Tuesday, March 29, 2016
Mr Hiroshi Nakaso, Deputy Governor of the Bank of Japan gave on March 21, 2016 a speech titled “Challenges toward financial stability and the policy frontier – unconventional monetary policy, macro-prudence, and financial institutions’ low profitability”
In it he said: “Joseph Alois Schumpeter, in his seminal “The Theory of Economic Development” stresses the important role played by the “banker”, as well as that of the “entrepreneur”. The banker profits from her ability to identify those entrepreneurs who develop truly innovative undertakings that are high-quality startups, and from generating information that leads to improved corporate performance. Schumpeter expects that such profit motives of the banker backed up by her exceptional ability to pick winners would bring about a more efficient reallocation of risks in the macro economy and lead to an endogenous rise in the economic growth rate.
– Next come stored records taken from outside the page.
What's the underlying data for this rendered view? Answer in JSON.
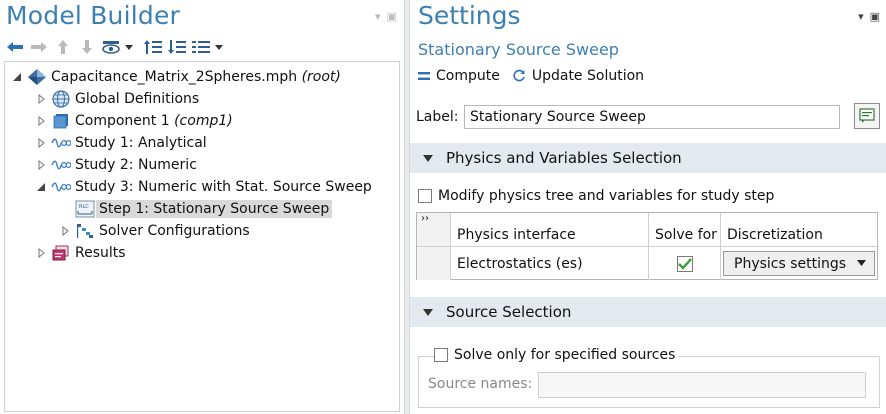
{
  "model_builder": {
    "title": "Model Builder",
    "tree": [
      {
        "label": "Capacitance_Matrix_2Spheres.mph",
        "suffix": "(root)",
        "icon": "root-model-icon",
        "expander": "expanded",
        "level": 0
      },
      {
        "label": "Global Definitions",
        "suffix": "",
        "icon": "globe-icon",
        "expander": "collapsed",
        "level": 1
      },
      {
        "label": "Component 1",
        "suffix": "(comp1)",
        "icon": "component-icon",
        "expander": "collapsed",
        "level": 1
      },
      {
        "label": "Study 1: Analytical",
        "suffix": "",
        "icon": "study-icon",
        "expander": "collapsed",
        "level": 1
      },
      {
        "label": "Study 2: Numeric",
        "suffix": "",
        "icon": "study-icon",
        "expander": "collapsed",
        "level": 1
      },
      {
        "label": "Study 3: Numeric with Stat. Source Sweep",
        "suffix": "",
        "icon": "study-icon",
        "expander": "expanded",
        "level": 1
      },
      {
        "label": "Step 1: Stationary Source Sweep",
        "suffix": "",
        "icon": "stationary-source-sweep-icon",
        "expander": "none",
        "level": 2,
        "selected": true
      },
      {
        "label": "Solver Configurations",
        "suffix": "",
        "icon": "solver-configurations-icon",
        "expander": "collapsed",
        "level": 2
      },
      {
        "label": "Results",
        "suffix": "",
        "icon": "results-icon",
        "expander": "collapsed",
        "level": 1
      }
    ]
  },
  "settings": {
    "title": "Settings",
    "subtitle": "Stationary Source Sweep",
    "compute_label": "Compute",
    "update_label": "Update Solution",
    "label_text": "Label:",
    "label_value": "Stationary Source Sweep",
    "physics_section_title": "Physics and Variables Selection",
    "modify_checkbox_label": "Modify physics tree and variables for study step",
    "modify_checked": false,
    "table": {
      "gutter_mark": "››",
      "columns": [
        "Physics interface",
        "Solve for",
        "Discretization"
      ],
      "rows": [
        {
          "physics_interface": "Electrostatics (es)",
          "solve_for": true,
          "discretization": "Physics settings"
        }
      ]
    },
    "source_section_title": "Source Selection",
    "solve_only_label": "Solve only for specified sources",
    "solve_only_checked": false,
    "source_names_label": "Source names:",
    "source_names_value": ""
  },
  "colors": {
    "title_blue": "#3c7fb1",
    "section_bg": "#e4e9ef",
    "selected_bg": "#d9d9d9",
    "check_green": "#3a9a3a"
  }
}
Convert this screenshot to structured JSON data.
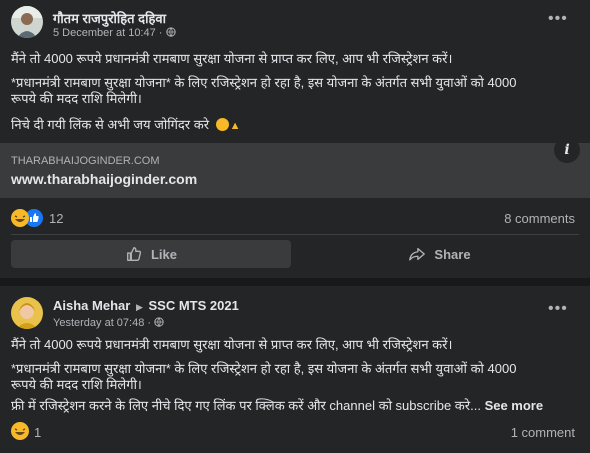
{
  "post1": {
    "author": "गौतम राजपुरोहित दहिवा",
    "timestamp": "5 December at 10:47",
    "lines": [
      "मैंने तो 4000 रूपये प्रधानमंत्री रामबाण सुरक्षा योजना से प्राप्त कर लिए, आप भी रजिस्ट्रेशन करें।",
      "*प्रधानमंत्री रामबाण सुरक्षा योजना* के लिए रजिस्ट्रेशन हो रहा है, इस योजना के अंतर्गत सभी युवाओं को 4000",
      "रूपये की मदद राशि मिलेगी।",
      "निचे दी गयी लिंक से अभी जय जोगिंदर करे"
    ],
    "link_domain": "THARABHAIJOGINDER.COM",
    "link_title": "www.tharabhaijoginder.com",
    "reaction_count": "12",
    "comments": "8 comments",
    "like_label": "Like",
    "share_label": "Share"
  },
  "post2": {
    "author": "Aisha Mehar",
    "group": "SSC MTS 2021",
    "timestamp": "Yesterday at 07:48",
    "lines": [
      "मैंने तो 4000 रूपये प्रधानमंत्री रामबाण सुरक्षा योजना से प्राप्त कर लिए, आप भी रजिस्ट्रेशन करें।",
      "*प्रधानमंत्री रामबाण सुरक्षा योजना* के लिए रजिस्ट्रेशन हो रहा है, इस योजना के अंतर्गत सभी युवाओं को 4000",
      "रूपये की मदद राशि मिलेगी।",
      "फ्री में रजिस्ट्रेशन करने के लिए नीचे दिए गए लिंक पर क्लिक करें और channel को subscribe करे..."
    ],
    "see_more": "See more",
    "reaction_count": "1",
    "comments": "1 comment"
  },
  "colors": {
    "card": "#242526",
    "background": "#18191a",
    "like_blue": "#1877f2",
    "haha_yellow": "#f7b928"
  },
  "icons": [
    "globe-icon",
    "more-options-icon",
    "info-icon",
    "haha-reaction-icon",
    "like-reaction-icon",
    "thumbs-up-icon",
    "share-arrow-icon",
    "rofl-emoji",
    "folded-hands-emoji",
    "triangle-arrow-icon"
  ]
}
This role of the banker- promoting the creative destruction through financial intermediation – has not changed since the time of Schumpeter.”
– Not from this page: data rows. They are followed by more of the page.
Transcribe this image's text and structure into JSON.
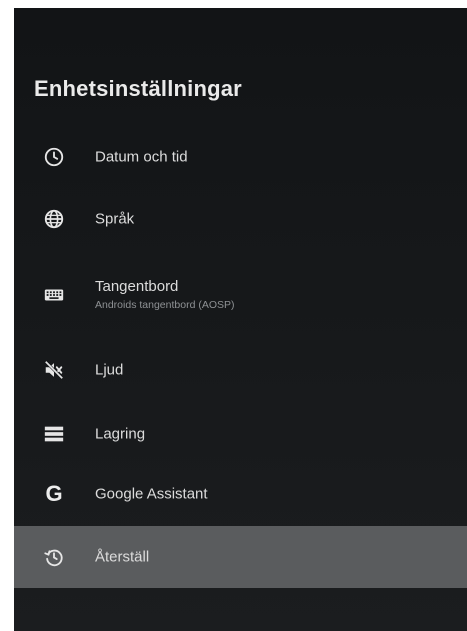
{
  "page": {
    "title": "Enhetsinställningar"
  },
  "menu": {
    "items": [
      {
        "label": "Datum och tid",
        "icon": "clock-icon"
      },
      {
        "label": "Språk",
        "icon": "globe-icon"
      },
      {
        "label": "Tangentbord",
        "sublabel": "Androids tangentbord (AOSP)",
        "icon": "keyboard-icon"
      },
      {
        "label": "Ljud",
        "icon": "sound-off-icon"
      },
      {
        "label": "Lagring",
        "icon": "storage-icon"
      },
      {
        "label": "Google Assistant",
        "icon": "google-g-icon",
        "icon_text": "G"
      },
      {
        "label": "Återställ",
        "icon": "reset-history-icon",
        "selected": true
      }
    ]
  },
  "colors": {
    "background": "#17191b",
    "selected_row": "#5a5c5e",
    "text_primary": "#dcdcdc",
    "text_secondary": "#8e9194"
  }
}
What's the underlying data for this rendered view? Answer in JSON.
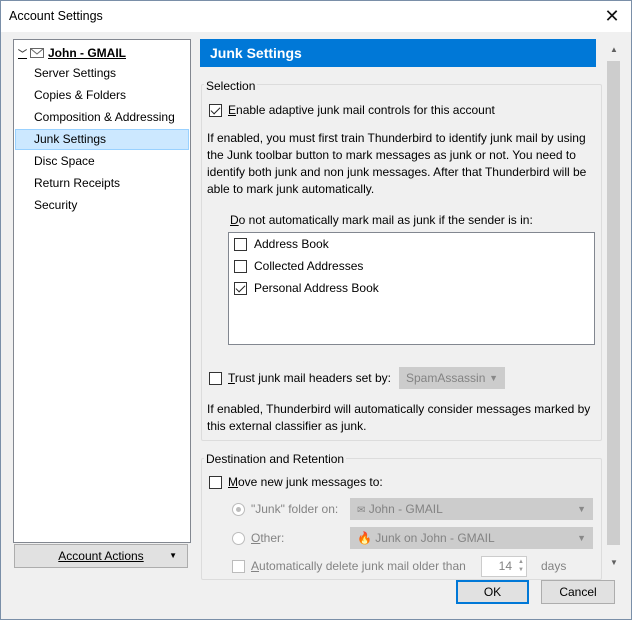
{
  "window": {
    "title": "Account Settings"
  },
  "sidebar": {
    "account": "John - GMAIL",
    "items": [
      {
        "label": "Server Settings"
      },
      {
        "label": "Copies & Folders"
      },
      {
        "label": "Composition & Addressing"
      },
      {
        "label": "Junk Settings",
        "selected": true
      },
      {
        "label": "Disc Space"
      },
      {
        "label": "Return Receipts"
      },
      {
        "label": "Security"
      }
    ],
    "actions_label": "Account Actions"
  },
  "panel": {
    "header": "Junk Settings",
    "selection": {
      "group_label": "Selection",
      "enable_label": "Enable adaptive junk mail controls for this account",
      "enable_checked": true,
      "description": "If enabled, you must first train Thunderbird to identify junk mail by using the Junk toolbar button to mark messages as junk or not. You need to identify both junk and non junk messages. After that Thunderbird will be able to mark junk automatically.",
      "whitelist_label": "Do not automatically mark mail as junk if the sender is in:",
      "whitelist": [
        {
          "label": "Address Book",
          "checked": false
        },
        {
          "label": "Collected Addresses",
          "checked": false
        },
        {
          "label": "Personal Address Book",
          "checked": true
        }
      ],
      "trust_label": "Trust junk mail headers set by:",
      "trust_checked": false,
      "trust_value": "SpamAssassin",
      "trust_description": "If enabled, Thunderbird will automatically consider messages marked by this external classifier as junk."
    },
    "destination": {
      "group_label": "Destination and Retention",
      "move_label": "Move new junk messages to:",
      "move_checked": false,
      "junk_folder_label": "\"Junk\" folder on:",
      "junk_folder_value": "John - GMAIL",
      "other_label": "Other:",
      "other_value": "Junk on John - GMAIL",
      "auto_delete_label": "Automatically delete junk mail older than",
      "auto_delete_days": "14",
      "days_label": "days"
    }
  },
  "footer": {
    "ok_label": "OK",
    "cancel_label": "Cancel"
  },
  "colors": {
    "accent": "#0078d7",
    "selection": "#cce8ff"
  }
}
You are so wrong Mr Nakaso! You and your colleagues have changed the role of the banker.
With your risk weighted capital requirements for banks, which allow banks to leverage more their equity with what is perceived safe than with what is perceived risky; and thereby be able to obtain higher expected risk-adjusted returns on equity when financing what’s “safe” than when financing what’s “risky”, have certainly changed the role of the banker.
Nowadays his role, as you and you colleagues have seen it fit, is simply to avoid taking credit risks.
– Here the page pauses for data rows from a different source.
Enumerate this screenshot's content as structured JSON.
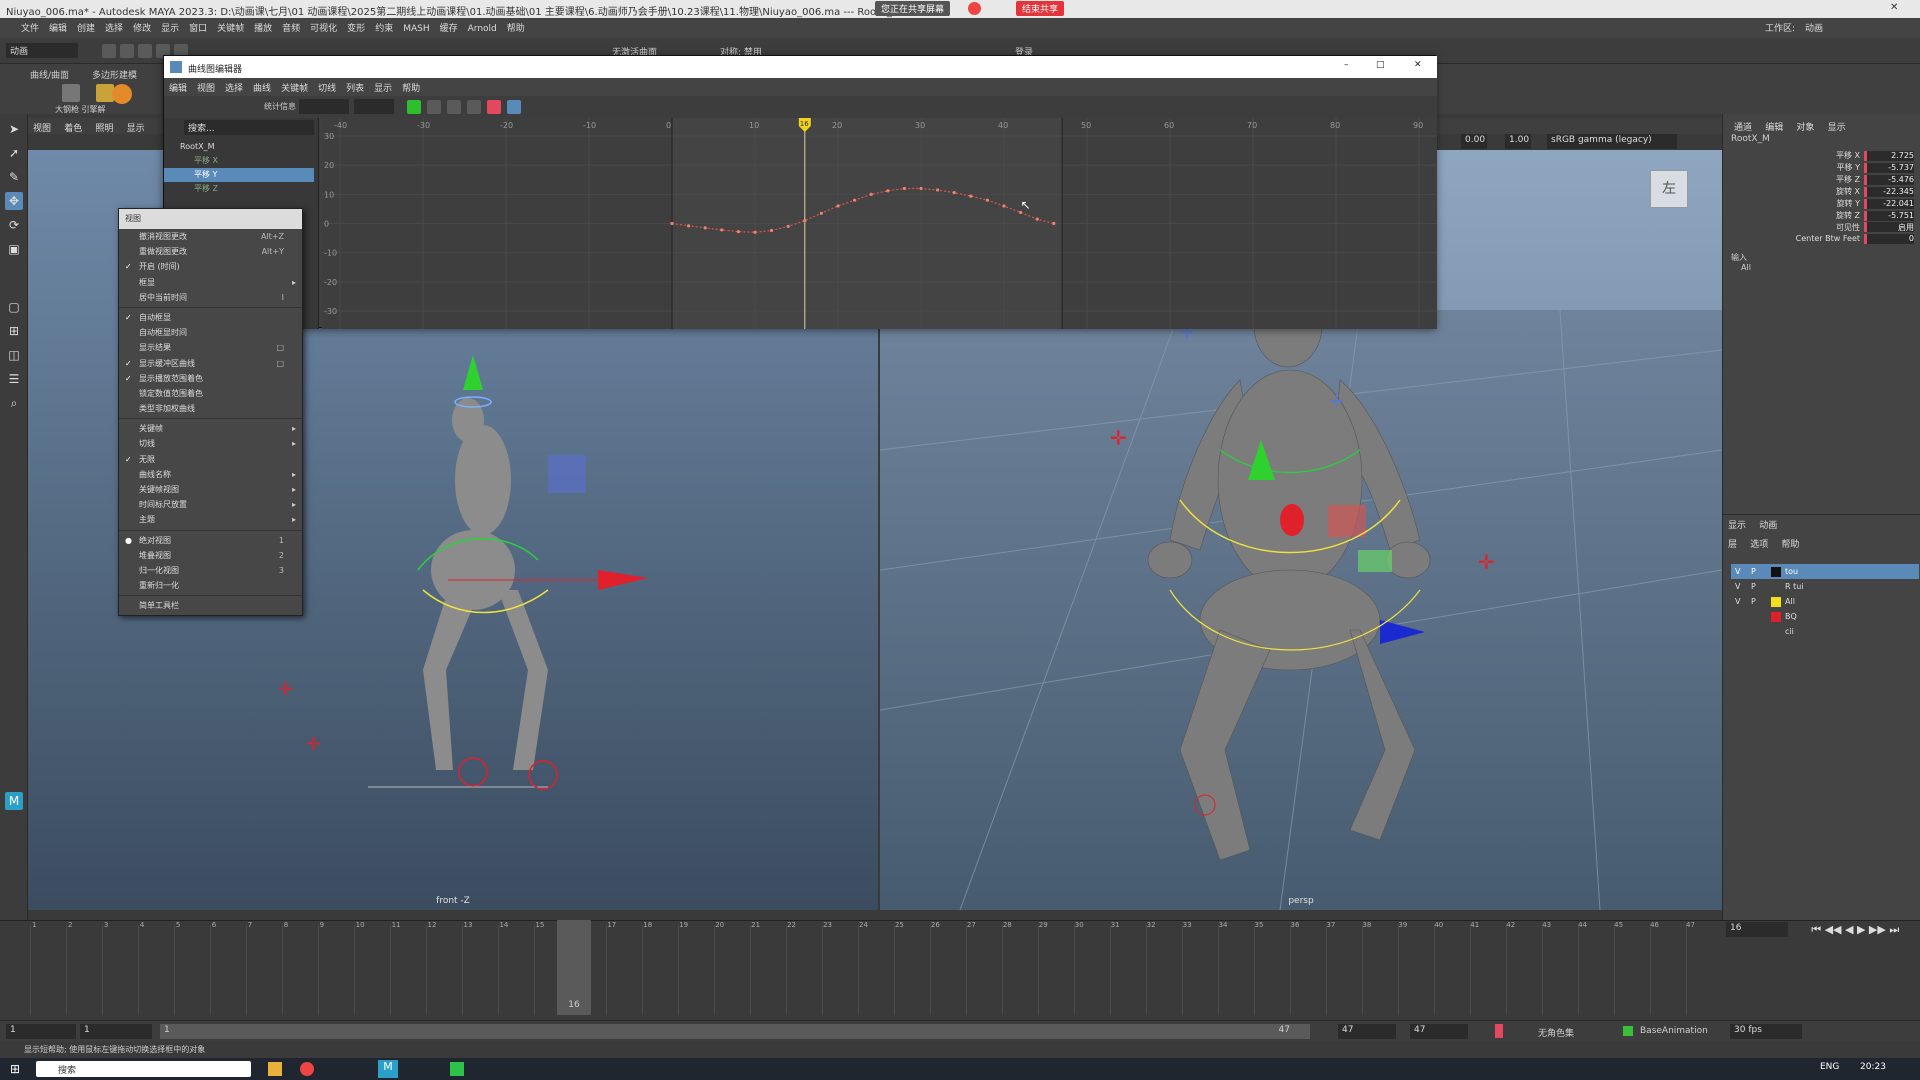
{
  "window": {
    "title": "Niuyao_006.ma* - Autodesk MAYA 2023.3: D:\\动画课\\七月\\01 动画课程\\2025第二期线上动画课程\\01.动画基础\\01 主要课程\\6.动画师乃会手册\\10.23课程\\11.物理\\Niuyao_006.ma --- RootX_M",
    "sharing_label": "您正在共享屏幕",
    "stop_sharing_label": "结束共享"
  },
  "menu": {
    "items": [
      "文件",
      "编辑",
      "创建",
      "选择",
      "修改",
      "显示",
      "窗口",
      "关键帧",
      "播放",
      "音频",
      "可视化",
      "变形",
      "约束",
      "MASH",
      "缓存",
      "Arnold",
      "帮助"
    ],
    "workspace_label": "工作区:",
    "workspace_value": "动画"
  },
  "status_line": {
    "mode_value": "动画",
    "no_live_surface": "无激活曲面",
    "symmetry_label": "对称: 禁用",
    "login_label": "登录"
  },
  "shelf": {
    "tabs": [
      "曲线/曲面",
      "多边形建模"
    ],
    "icon_labels": [
      "大钢枪 引擎解"
    ]
  },
  "graph_editor": {
    "title": "曲线图编辑器",
    "menu": [
      "编辑",
      "视图",
      "选择",
      "曲线",
      "关键帧",
      "切线",
      "列表",
      "显示",
      "帮助"
    ],
    "stats_label": "统计信息",
    "search_placeholder": "搜索...",
    "outliner_items": [
      {
        "label": "RootX_M",
        "selected": false
      },
      {
        "label": "平移 X",
        "selected": false
      },
      {
        "label": "平移 Y",
        "selected": true
      },
      {
        "label": "平移 Z",
        "selected": false
      }
    ],
    "x_ticks": [
      "-40",
      "-30",
      "-20",
      "-10",
      "0",
      "10",
      "20",
      "30",
      "40",
      "50",
      "60",
      "70",
      "80",
      "90"
    ],
    "y_ticks": [
      "30",
      "20",
      "10",
      "0",
      "-10",
      "-20",
      "-30"
    ],
    "current_frame_marker": "16",
    "curve": {
      "frames": [
        0,
        2,
        4,
        6,
        8,
        10,
        12,
        14,
        16,
        18,
        20,
        22,
        24,
        26,
        28,
        30,
        32,
        34,
        36,
        38,
        40,
        42,
        44,
        46
      ],
      "values": [
        0,
        -0.8,
        -1.5,
        -2.2,
        -2.8,
        -3,
        -2.4,
        -1,
        1,
        3.5,
        6,
        8,
        10,
        11.2,
        12,
        12,
        11.5,
        10.6,
        9.4,
        8,
        6,
        3.8,
        1.5,
        0
      ]
    },
    "window_buttons": [
      "–",
      "□",
      "✕"
    ]
  },
  "context_menu": {
    "header": "视图",
    "items": [
      {
        "label": "撤消视图更改",
        "shortcut": "Alt+Z",
        "check": "",
        "arrow": false
      },
      {
        "label": "重做视图更改",
        "shortcut": "Alt+Y",
        "check": "",
        "arrow": false
      },
      {
        "label": "开启 (时间)",
        "shortcut": "",
        "check": "✓",
        "arrow": false
      },
      {
        "label": "框显",
        "shortcut": "",
        "check": "",
        "arrow": true
      },
      {
        "label": "居中当前时间",
        "shortcut": "I",
        "check": "",
        "arrow": false
      },
      {
        "sep": true
      },
      {
        "label": "自动框显",
        "shortcut": "",
        "check": "✓",
        "arrow": false
      },
      {
        "label": "自动框显时间",
        "shortcut": "",
        "check": "",
        "arrow": false
      },
      {
        "label": "显示结果",
        "shortcut": "□",
        "check": "",
        "arrow": false
      },
      {
        "label": "显示缓冲区曲线",
        "shortcut": "□",
        "check": "✓",
        "arrow": false
      },
      {
        "label": "显示播放范围着色",
        "shortcut": "",
        "check": "✓",
        "arrow": false
      },
      {
        "label": "锁定数值范围着色",
        "shortcut": "",
        "check": "",
        "arrow": false
      },
      {
        "label": "类型非加权曲线",
        "shortcut": "",
        "check": "",
        "arrow": false
      },
      {
        "sep": true
      },
      {
        "label": "关键帧",
        "shortcut": "",
        "check": "",
        "arrow": true
      },
      {
        "label": "切线",
        "shortcut": "",
        "check": "",
        "arrow": true
      },
      {
        "label": "无限",
        "shortcut": "",
        "check": "✓",
        "arrow": false
      },
      {
        "label": "曲线名称",
        "shortcut": "",
        "check": "",
        "arrow": true
      },
      {
        "label": "关键帧视图",
        "shortcut": "",
        "check": "",
        "arrow": true
      },
      {
        "label": "时间标尺放置",
        "shortcut": "",
        "check": "",
        "arrow": true
      },
      {
        "label": "主题",
        "shortcut": "",
        "check": "",
        "arrow": true
      },
      {
        "sep": true
      },
      {
        "label": "绝对视图",
        "shortcut": "1",
        "check": "●",
        "arrow": false
      },
      {
        "label": "堆叠视图",
        "shortcut": "2",
        "check": "",
        "arrow": false
      },
      {
        "label": "归一化视图",
        "shortcut": "3",
        "check": "",
        "arrow": false
      },
      {
        "label": "重新归一化",
        "shortcut": "",
        "check": "",
        "arrow": false
      },
      {
        "sep": true
      },
      {
        "label": "简单工具栏",
        "shortcut": "",
        "check": "",
        "arrow": false
      }
    ]
  },
  "panel_menu": [
    "视图",
    "着色",
    "照明",
    "显示"
  ],
  "viewport_left": {
    "label": "front -Z"
  },
  "viewport_right": {
    "label": "persp",
    "viewcube_label": "左",
    "exposure": "0.00",
    "gamma": "1.00",
    "color_space": "sRGB gamma (legacy)"
  },
  "channel_box": {
    "tabs": [
      "通道",
      "编辑",
      "对象",
      "显示"
    ],
    "object_name": "RootX_M",
    "attributes": [
      {
        "name": "平移 X",
        "value": "2.725"
      },
      {
        "name": "平移 Y",
        "value": "-5.737"
      },
      {
        "name": "平移 Z",
        "value": "-5.476"
      },
      {
        "name": "旋转 X",
        "value": "-22.345"
      },
      {
        "name": "旋转 Y",
        "value": "-22.041"
      },
      {
        "name": "旋转 Z",
        "value": "-5.751"
      },
      {
        "name": "可见性",
        "value": "启用"
      },
      {
        "name": "Center Btw Feet",
        "value": "0"
      }
    ],
    "inputs_label": "输入",
    "inputs_value": "All"
  },
  "layer_editor": {
    "tabs": [
      "显示",
      "动画"
    ],
    "menu": [
      "层",
      "选项",
      "帮助"
    ],
    "layers": [
      {
        "v": "V",
        "p": "P",
        "name": "tou",
        "color": "#111111",
        "selected": true
      },
      {
        "v": "V",
        "p": "P",
        "name": "R tui",
        "color": "#444444",
        "selected": false
      },
      {
        "v": "V",
        "p": "P",
        "name": "All",
        "color": "#f2e01a",
        "selected": false
      },
      {
        "v": "",
        "p": "",
        "name": "BQ",
        "color": "#e0202a",
        "selected": false
      },
      {
        "v": "",
        "p": "",
        "name": "cii",
        "color": "#444444",
        "selected": false
      }
    ]
  },
  "timeline": {
    "ticks": [
      "1",
      "2",
      "3",
      "4",
      "5",
      "6",
      "7",
      "8",
      "9",
      "10",
      "11",
      "12",
      "13",
      "14",
      "15",
      "16",
      "17",
      "18",
      "19",
      "20",
      "21",
      "22",
      "23",
      "24",
      "25",
      "26",
      "27",
      "28",
      "29",
      "30",
      "31",
      "32",
      "33",
      "34",
      "35",
      "36",
      "37",
      "38",
      "39",
      "40",
      "41",
      "42",
      "43",
      "44",
      "45",
      "46",
      "47"
    ],
    "current_frame": "16",
    "current_frame_field": "16"
  },
  "range": {
    "start": "1",
    "inner_start": "1",
    "inner_end": "47",
    "end": "47",
    "end2": "47",
    "char_set": "无角色集",
    "anim_layer": "BaseAnimation",
    "fps": "30 fps"
  },
  "command_line": {
    "help_text": "显示短帮助; 使用鼠标左键拖动切换选择框中的对象"
  },
  "taskbar": {
    "search_placeholder": "搜索",
    "lang": "ENG",
    "time": "20:23"
  },
  "colors": {
    "accent": "#5a8ab8",
    "key": "#e2485e",
    "curve": "#d8594a"
  }
}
If you do not believe me look at the following authorized bank equity leverages in Basel II. (The risk weights in Basel III remains the same)
When lending to prime sovereigns, the sky is the limit.
When lending to the AAArisktocracy 62.5 times to 1.
When financing residential housing 35.7 times to 1
And when lending to risky unrated SMEs and entreprenuers, only 12.5 times to 1
And that Mr Nakaso, is why banks do not any longer finance the riskier future, they just refinance the, for the very short time being, safer past.
The next generations will hold you and your colleagues accountable for this regulatory atrocity.